[Page and application data records]
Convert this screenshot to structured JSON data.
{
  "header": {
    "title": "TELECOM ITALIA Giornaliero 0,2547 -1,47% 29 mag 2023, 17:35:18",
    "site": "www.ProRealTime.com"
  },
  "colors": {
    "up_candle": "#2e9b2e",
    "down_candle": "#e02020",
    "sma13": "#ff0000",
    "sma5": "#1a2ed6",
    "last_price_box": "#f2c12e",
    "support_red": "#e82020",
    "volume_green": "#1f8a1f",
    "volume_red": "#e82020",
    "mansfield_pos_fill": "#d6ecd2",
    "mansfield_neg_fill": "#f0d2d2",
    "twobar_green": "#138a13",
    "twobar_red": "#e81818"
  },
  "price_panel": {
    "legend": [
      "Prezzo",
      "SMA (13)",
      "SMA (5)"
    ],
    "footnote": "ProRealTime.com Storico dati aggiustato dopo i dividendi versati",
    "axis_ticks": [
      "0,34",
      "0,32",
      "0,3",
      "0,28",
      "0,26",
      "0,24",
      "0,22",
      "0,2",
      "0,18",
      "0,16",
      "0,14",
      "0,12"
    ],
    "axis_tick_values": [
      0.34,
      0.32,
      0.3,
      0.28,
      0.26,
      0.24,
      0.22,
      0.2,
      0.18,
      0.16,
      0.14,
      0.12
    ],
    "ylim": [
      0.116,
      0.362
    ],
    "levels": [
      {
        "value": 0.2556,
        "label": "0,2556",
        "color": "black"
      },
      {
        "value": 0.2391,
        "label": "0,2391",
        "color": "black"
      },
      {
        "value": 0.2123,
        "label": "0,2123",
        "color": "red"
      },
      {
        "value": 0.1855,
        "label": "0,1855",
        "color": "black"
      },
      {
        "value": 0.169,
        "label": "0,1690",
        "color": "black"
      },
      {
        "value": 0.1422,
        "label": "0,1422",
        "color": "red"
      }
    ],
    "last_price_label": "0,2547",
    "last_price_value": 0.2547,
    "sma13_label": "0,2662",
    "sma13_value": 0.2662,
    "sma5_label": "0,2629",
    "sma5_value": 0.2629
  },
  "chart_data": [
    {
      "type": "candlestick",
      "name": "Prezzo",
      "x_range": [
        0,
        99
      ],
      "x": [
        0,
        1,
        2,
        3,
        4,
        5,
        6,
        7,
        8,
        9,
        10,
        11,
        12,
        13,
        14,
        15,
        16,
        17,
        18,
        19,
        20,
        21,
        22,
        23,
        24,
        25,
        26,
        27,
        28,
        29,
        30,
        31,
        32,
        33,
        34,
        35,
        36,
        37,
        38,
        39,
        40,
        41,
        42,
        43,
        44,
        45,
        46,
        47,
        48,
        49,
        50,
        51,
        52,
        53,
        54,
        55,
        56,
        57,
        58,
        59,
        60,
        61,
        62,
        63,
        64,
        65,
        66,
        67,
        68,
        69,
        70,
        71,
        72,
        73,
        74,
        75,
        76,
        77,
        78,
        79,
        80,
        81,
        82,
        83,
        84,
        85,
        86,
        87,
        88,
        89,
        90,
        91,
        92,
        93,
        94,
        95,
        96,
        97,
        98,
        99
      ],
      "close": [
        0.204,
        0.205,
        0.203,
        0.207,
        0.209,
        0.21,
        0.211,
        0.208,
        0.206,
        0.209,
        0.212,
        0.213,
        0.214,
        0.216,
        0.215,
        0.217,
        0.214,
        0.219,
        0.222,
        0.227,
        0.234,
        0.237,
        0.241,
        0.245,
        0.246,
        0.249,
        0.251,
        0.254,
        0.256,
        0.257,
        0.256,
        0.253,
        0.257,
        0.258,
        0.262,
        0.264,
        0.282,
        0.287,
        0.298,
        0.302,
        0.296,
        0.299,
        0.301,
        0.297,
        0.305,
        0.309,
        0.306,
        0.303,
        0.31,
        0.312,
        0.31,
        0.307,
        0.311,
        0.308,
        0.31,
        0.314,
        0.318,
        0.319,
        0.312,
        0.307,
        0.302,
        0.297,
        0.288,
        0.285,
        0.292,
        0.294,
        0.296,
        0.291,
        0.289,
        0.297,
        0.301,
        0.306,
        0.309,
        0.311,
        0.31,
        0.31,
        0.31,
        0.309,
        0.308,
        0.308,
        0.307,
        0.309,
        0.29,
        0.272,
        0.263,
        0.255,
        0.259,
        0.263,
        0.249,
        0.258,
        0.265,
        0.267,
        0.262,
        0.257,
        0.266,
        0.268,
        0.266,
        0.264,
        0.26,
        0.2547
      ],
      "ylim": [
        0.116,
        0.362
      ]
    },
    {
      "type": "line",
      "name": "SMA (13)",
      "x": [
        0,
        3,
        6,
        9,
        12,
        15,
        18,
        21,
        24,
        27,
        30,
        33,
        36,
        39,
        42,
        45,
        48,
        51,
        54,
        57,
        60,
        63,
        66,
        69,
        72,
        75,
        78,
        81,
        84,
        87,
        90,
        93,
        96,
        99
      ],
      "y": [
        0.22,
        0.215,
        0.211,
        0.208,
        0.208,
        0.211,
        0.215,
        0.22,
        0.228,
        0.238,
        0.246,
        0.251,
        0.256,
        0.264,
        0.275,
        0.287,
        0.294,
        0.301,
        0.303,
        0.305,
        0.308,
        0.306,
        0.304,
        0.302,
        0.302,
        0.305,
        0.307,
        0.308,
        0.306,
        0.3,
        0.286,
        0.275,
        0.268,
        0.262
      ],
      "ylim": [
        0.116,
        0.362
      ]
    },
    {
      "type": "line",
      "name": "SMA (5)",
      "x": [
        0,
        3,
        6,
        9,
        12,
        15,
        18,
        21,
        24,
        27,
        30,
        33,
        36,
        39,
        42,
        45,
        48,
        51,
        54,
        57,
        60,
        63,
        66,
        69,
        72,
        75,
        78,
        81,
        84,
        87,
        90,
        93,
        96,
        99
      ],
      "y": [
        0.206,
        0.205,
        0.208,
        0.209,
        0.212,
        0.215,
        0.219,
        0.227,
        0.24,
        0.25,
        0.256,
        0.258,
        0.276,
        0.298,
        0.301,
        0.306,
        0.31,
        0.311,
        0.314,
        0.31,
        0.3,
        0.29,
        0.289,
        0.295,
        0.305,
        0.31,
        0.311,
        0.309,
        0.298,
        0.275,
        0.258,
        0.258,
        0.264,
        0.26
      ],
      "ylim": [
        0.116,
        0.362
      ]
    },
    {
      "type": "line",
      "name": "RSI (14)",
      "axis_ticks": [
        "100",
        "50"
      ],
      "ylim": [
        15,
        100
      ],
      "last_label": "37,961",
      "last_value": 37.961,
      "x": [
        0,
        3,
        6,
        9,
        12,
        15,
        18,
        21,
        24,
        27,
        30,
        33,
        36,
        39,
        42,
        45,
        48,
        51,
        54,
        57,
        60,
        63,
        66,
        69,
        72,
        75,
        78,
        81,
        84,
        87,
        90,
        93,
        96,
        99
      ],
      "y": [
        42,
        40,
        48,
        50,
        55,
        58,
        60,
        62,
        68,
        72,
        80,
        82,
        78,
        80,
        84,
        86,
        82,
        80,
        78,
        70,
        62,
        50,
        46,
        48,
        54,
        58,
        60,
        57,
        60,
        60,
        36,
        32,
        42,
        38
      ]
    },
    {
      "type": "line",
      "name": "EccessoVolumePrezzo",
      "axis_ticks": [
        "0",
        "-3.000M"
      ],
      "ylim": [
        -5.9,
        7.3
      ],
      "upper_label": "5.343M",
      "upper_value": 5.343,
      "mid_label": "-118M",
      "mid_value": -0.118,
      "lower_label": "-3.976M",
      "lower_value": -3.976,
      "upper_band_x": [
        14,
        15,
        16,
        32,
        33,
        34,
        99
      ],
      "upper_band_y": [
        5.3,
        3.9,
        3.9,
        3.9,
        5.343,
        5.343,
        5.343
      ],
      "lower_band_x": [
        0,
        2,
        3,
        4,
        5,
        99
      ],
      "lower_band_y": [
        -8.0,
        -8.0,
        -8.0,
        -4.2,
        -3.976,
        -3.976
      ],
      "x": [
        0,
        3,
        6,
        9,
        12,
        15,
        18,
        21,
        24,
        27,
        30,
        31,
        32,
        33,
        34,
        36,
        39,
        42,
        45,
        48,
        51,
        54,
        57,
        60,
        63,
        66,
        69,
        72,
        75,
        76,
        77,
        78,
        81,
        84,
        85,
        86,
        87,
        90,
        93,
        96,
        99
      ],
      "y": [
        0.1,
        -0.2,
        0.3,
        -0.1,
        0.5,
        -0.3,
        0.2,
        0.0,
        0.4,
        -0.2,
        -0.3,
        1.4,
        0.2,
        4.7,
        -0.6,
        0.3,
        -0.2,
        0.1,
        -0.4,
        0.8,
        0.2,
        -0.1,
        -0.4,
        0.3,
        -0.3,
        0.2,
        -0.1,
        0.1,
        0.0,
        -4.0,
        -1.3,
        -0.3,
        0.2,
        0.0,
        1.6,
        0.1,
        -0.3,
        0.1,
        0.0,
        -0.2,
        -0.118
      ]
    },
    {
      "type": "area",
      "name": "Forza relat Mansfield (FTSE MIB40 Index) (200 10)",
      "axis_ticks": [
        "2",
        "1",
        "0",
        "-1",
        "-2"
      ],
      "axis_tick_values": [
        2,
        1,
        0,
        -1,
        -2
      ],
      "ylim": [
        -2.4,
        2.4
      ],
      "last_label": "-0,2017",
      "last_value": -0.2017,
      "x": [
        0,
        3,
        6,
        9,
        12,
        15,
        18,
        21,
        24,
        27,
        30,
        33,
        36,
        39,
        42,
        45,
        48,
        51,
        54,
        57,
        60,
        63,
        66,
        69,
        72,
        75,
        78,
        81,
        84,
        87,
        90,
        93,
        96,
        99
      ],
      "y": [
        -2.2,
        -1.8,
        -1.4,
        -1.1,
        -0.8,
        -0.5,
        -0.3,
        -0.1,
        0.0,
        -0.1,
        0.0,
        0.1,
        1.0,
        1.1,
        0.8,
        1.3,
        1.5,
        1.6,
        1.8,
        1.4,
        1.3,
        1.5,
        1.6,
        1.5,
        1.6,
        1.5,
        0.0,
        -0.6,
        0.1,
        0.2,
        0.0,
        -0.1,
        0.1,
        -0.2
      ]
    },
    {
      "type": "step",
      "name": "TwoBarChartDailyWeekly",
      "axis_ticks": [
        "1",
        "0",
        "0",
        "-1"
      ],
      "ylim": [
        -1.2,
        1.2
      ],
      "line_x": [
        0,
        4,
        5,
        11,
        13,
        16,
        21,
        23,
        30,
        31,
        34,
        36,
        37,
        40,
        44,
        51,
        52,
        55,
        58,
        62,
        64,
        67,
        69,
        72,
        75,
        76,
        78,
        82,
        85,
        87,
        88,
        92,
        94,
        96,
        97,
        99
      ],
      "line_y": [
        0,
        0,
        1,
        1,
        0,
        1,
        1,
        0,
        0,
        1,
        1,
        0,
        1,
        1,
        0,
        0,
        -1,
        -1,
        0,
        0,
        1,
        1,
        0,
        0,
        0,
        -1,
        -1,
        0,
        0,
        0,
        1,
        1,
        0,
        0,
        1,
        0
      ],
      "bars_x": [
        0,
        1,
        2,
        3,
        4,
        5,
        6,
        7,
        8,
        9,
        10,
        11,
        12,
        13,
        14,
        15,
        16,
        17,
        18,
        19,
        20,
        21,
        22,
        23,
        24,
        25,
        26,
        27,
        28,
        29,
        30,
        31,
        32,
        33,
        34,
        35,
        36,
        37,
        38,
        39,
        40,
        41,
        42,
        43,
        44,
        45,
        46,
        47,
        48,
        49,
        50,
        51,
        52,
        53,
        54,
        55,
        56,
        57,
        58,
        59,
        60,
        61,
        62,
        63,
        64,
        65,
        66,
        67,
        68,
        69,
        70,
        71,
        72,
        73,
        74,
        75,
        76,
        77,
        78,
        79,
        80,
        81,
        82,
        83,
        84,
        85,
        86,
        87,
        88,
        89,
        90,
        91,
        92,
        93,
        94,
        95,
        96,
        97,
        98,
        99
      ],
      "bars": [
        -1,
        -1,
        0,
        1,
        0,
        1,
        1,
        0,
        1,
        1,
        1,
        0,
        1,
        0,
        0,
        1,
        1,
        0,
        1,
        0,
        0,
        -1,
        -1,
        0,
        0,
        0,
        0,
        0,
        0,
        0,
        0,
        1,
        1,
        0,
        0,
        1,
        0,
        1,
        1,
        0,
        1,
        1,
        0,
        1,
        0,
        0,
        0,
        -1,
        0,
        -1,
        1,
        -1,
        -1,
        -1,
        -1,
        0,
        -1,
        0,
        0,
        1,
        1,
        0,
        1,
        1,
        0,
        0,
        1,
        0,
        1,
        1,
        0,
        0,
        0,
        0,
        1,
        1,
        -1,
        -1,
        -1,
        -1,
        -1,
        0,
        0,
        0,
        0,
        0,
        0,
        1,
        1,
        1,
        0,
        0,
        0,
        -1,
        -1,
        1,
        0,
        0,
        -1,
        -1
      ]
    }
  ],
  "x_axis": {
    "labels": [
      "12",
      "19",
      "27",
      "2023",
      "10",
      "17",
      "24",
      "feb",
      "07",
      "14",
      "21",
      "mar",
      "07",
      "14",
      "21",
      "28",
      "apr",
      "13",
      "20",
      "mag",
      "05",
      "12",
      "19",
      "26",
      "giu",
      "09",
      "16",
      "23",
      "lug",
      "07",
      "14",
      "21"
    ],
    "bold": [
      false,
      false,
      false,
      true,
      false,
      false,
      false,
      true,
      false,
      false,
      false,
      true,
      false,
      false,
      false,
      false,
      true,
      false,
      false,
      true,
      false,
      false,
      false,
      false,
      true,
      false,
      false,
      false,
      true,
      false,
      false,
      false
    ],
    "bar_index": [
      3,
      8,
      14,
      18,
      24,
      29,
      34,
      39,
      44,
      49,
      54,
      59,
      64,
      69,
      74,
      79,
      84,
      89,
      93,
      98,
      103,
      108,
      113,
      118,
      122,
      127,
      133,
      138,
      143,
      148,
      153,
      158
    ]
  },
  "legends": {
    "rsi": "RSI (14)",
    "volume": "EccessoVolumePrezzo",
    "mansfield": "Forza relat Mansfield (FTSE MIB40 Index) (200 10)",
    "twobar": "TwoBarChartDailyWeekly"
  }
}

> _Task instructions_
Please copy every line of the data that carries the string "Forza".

> _Your solution_
      "name": "Forza relat Mansfield (FTSE MIB40 Index) (200 10)",
    "mansfield": "Forza relat Mansfield (FTSE MIB40 Index) (200 10)",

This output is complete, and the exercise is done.